------ Data section ------

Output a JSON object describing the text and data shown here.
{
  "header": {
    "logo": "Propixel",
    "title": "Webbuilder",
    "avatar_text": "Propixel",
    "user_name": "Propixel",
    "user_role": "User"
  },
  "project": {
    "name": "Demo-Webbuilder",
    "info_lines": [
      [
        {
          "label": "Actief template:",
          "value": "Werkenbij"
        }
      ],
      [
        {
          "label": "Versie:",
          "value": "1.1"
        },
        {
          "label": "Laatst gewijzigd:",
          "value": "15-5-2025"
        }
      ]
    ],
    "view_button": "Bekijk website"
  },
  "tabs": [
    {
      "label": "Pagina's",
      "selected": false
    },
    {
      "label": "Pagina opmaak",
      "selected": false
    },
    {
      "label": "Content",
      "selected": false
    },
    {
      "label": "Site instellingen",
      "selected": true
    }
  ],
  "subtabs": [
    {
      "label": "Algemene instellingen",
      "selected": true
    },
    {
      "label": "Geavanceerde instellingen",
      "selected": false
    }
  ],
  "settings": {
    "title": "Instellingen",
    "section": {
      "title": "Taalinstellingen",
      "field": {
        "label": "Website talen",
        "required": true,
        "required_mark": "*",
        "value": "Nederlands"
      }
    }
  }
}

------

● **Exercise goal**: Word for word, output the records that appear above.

● **Written response**:
Output a JSON object describing the text and data shown here.
{
  "header": {
    "logo": "Propixel",
    "title": "Webbuilder",
    "avatar_text": "Propixel",
    "user_name": "Propixel",
    "user_role": "User"
  },
  "project": {
    "name": "Demo-Webbuilder",
    "info_lines": [
      [
        {
          "label": "Actief template:",
          "value": "Werkenbij"
        }
      ],
      [
        {
          "label": "Versie:",
          "value": "1.1"
        },
        {
          "label": "Laatst gewijzigd:",
          "value": "15-5-2025"
        }
      ]
    ],
    "view_button": "Bekijk website"
  },
  "tabs": [
    {
      "label": "Pagina's",
      "selected": false
    },
    {
      "label": "Pagina opmaak",
      "selected": false
    },
    {
      "label": "Content",
      "selected": false
    },
    {
      "label": "Site instellingen",
      "selected": true
    }
  ],
  "subtabs": [
    {
      "label": "Algemene instellingen",
      "selected": true
    },
    {
      "label": "Geavanceerde instellingen",
      "selected": false
    }
  ],
  "settings": {
    "title": "Instellingen",
    "section": {
      "title": "Taalinstellingen",
      "field": {
        "label": "Website talen",
        "required": true,
        "required_mark": "*",
        "value": "Nederlands"
      }
    }
  }
}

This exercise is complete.